[Page and application data records]
##############################
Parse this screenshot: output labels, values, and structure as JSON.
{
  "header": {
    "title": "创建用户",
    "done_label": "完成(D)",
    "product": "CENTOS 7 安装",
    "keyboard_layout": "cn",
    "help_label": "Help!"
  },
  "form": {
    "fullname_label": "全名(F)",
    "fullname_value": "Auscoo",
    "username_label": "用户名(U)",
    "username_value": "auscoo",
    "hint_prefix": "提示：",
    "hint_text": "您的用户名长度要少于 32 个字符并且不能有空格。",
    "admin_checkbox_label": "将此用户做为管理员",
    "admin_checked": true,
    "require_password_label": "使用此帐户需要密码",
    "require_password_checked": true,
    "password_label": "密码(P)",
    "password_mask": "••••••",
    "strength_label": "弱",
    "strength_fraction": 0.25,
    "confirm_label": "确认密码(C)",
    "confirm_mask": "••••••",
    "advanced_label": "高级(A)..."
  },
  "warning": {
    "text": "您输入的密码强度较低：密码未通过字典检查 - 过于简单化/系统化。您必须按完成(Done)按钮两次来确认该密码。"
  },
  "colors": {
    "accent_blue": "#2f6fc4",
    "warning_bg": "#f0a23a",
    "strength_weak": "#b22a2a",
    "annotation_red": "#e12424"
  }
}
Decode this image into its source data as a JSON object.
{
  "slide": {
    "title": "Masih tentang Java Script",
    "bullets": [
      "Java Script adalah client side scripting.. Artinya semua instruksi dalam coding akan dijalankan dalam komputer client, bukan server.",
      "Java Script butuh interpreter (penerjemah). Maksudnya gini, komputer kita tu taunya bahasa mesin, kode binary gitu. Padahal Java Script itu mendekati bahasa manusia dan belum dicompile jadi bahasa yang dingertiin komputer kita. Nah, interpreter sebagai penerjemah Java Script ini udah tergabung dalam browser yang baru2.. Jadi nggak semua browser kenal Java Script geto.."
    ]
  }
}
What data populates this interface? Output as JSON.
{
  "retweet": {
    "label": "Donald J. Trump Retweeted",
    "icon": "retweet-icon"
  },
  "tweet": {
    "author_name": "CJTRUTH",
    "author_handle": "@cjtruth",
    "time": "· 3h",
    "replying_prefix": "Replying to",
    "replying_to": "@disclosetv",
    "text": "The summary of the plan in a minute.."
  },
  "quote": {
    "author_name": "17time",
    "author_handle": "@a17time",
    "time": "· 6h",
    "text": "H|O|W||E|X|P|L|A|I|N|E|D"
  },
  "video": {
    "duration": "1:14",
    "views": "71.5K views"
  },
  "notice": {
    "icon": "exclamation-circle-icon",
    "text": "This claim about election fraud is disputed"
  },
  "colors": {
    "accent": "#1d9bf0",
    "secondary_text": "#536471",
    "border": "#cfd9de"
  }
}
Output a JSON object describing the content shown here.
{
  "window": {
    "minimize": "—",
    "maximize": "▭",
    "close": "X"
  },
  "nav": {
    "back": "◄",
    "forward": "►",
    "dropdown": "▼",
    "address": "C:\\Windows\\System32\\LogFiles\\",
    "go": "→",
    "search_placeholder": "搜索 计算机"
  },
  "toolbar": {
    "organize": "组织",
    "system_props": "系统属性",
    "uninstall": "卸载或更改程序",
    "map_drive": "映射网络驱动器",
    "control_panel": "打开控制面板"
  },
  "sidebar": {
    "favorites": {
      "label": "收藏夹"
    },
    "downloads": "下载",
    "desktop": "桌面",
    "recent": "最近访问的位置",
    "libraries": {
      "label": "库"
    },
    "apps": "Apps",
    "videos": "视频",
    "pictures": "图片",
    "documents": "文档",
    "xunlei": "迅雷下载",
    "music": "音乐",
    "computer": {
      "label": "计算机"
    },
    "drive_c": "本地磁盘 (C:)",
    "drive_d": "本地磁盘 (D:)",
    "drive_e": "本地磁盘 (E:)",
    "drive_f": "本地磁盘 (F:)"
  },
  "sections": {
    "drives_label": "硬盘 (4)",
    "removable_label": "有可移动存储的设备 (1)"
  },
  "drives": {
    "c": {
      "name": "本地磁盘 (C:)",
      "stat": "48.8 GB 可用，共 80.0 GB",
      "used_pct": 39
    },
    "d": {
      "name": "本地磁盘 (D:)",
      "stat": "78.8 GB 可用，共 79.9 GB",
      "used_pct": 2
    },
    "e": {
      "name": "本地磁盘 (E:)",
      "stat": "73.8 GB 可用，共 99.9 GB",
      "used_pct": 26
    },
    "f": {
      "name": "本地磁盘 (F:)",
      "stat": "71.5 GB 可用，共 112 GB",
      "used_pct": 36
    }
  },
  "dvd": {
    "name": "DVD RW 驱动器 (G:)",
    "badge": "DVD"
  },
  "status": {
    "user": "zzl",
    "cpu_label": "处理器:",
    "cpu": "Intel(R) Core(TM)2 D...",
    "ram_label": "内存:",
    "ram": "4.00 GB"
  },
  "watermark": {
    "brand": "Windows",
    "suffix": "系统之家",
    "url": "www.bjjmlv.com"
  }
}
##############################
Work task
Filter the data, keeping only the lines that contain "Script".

Completed exercise
    "title": "Masih tentang Java Script",
      "Java Script adalah client side scripting.. Artinya semua instruksi dalam coding akan dijalankan dalam komputer client, bukan server.",
      "Java Script butuh interpreter (penerjemah). Maksudnya gini, komputer kita tu taunya bahasa mesin, kode binary gitu. Padahal Java Script itu mendekati bahasa manusia dan belum dicompile jadi bahasa yang dingertiin komputer kita. Nah, interpreter sebagai penerjemah Java Script ini udah tergabung dalam browser yang baru2.. Jadi nggak semua browser kenal Java Script geto.."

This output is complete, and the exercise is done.